__ENTRIES SHOWN__
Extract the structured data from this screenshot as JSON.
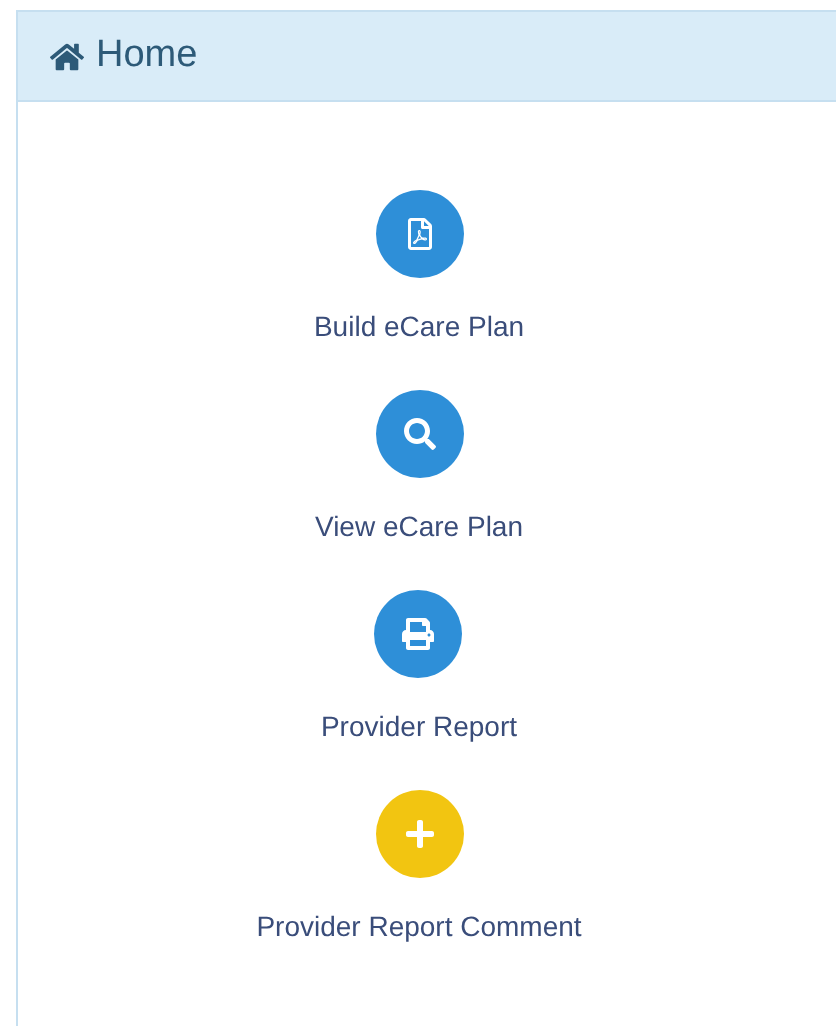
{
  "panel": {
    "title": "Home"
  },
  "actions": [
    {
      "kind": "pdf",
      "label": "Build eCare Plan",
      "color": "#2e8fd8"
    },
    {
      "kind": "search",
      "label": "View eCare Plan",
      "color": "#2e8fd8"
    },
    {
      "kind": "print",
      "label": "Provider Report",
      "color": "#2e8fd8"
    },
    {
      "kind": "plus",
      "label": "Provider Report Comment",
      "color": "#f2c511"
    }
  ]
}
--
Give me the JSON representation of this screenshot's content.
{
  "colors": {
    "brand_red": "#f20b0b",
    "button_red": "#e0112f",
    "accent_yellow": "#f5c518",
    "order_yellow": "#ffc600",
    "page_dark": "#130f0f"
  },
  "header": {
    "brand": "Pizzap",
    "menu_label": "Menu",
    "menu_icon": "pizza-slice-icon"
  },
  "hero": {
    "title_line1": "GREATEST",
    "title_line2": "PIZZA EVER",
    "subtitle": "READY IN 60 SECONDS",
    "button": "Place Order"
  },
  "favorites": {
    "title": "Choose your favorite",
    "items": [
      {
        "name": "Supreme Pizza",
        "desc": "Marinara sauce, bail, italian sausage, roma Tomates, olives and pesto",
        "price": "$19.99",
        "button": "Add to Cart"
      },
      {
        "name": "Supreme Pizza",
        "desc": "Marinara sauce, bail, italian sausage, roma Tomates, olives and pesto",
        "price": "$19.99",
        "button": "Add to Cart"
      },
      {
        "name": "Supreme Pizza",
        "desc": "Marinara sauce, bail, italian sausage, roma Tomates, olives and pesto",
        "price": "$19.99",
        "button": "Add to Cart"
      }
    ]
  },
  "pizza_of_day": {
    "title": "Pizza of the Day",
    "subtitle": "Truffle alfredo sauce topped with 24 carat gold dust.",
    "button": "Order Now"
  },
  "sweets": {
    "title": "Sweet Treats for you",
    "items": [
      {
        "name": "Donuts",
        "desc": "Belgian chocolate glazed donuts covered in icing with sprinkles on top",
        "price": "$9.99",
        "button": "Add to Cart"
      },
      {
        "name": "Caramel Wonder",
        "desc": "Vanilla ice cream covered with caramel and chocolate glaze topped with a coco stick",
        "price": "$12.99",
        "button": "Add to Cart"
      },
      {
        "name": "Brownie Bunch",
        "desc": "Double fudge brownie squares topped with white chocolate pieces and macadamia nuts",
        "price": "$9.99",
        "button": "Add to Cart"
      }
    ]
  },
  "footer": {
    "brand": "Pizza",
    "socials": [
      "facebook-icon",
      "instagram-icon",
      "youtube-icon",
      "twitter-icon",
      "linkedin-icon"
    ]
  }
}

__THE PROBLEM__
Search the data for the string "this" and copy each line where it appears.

__ANSWER SECTION__
Extract the structured data from this screenshot as JSON.
Give me the JSON representation of this screenshot's content.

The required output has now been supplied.